Understanding the science of storytelling can help scientists explain the value of their work and why it matters. It can help them understand how people make decisions and form beliefs. If scientists used everything we know about why stories are engaging and impactful, imagine the effect they could have on their communities.
NIFA, the grantmaking arm of the U.S. Department of Agriculture, provides support for programs that advance agriculture-related sciences. Under the direction of Frank Karel Endowed Chair in Public Interest Communications Ann Christiano, the frank Academy team included experts in strategic communication, journalism, curriculum development and social science from the University of Florida College of Journalism and Communications and Burness Communications.
The training offered by frank Academy is rooted in social and cognitive science which creates a unique experience for participants. The day-long trainings helped scientists and program officers explain to their specific communities the value of their work and why it matters. Participants learned about the science of storytelling, how people make decisions and form beliefs, and how to use both to develop their communication strategies.
Hands-on activities, improv, games and roleplaying kept the participants engaged in active learning throughout the day-long sessions.
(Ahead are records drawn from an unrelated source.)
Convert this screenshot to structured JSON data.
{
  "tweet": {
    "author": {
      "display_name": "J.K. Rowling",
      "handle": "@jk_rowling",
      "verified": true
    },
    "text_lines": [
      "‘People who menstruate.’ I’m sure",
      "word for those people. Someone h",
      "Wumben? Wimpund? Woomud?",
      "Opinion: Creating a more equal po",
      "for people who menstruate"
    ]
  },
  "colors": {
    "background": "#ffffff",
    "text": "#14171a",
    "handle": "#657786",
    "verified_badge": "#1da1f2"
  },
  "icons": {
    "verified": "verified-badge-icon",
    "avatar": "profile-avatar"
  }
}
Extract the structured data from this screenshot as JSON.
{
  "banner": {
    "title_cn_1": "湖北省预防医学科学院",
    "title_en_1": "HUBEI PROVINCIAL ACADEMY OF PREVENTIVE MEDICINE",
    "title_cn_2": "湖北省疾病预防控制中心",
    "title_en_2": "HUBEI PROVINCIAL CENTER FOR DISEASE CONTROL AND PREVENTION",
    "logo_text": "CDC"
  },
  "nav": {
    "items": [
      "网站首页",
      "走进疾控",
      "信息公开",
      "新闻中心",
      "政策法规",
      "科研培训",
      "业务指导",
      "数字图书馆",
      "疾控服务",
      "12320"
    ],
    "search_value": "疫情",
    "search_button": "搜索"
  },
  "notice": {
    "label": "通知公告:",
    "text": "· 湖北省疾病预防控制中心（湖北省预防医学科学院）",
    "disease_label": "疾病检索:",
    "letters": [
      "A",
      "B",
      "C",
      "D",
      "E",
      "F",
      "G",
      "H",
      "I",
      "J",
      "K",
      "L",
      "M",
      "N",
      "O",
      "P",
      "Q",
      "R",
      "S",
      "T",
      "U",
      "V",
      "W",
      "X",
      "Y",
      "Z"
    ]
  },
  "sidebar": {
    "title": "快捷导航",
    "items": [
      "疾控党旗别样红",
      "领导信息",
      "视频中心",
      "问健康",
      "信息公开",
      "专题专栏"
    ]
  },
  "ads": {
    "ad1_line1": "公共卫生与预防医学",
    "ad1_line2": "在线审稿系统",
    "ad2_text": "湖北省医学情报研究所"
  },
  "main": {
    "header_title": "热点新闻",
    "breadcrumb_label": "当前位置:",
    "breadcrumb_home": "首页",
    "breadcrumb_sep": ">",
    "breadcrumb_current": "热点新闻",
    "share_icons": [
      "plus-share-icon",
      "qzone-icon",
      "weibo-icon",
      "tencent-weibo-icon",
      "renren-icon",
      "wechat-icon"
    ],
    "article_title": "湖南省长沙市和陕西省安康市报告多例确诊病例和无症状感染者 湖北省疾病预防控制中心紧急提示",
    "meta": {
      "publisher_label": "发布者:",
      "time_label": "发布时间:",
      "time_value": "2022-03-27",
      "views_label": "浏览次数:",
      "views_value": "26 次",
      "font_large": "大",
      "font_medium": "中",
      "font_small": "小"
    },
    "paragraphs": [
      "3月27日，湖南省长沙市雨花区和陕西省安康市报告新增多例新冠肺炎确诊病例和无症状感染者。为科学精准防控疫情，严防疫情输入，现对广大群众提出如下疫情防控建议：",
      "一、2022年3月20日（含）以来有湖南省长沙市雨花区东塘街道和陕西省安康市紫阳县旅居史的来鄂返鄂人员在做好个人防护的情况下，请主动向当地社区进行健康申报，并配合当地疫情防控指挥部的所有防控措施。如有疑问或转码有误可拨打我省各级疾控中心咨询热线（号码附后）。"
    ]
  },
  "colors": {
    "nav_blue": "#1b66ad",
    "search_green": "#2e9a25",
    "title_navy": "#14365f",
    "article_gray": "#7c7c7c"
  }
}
Topics covered included strategic and visual communication, presentation techniques and story building.
The frank Academy has provided tailored trainings to the University of Florida Institute of Food and Agriculture Sciences and the Southwest Florida Community Foundation and their grantees and is currently training UF scientists and program leaders in a 12-month program.
The team has also presented portions of this training at the Association of Independent Research Institutes conference, The Knight Foundation’s Media Learning Seminar, the
Association for Communication Excellence and will present at the Nonprofit Management Institute in September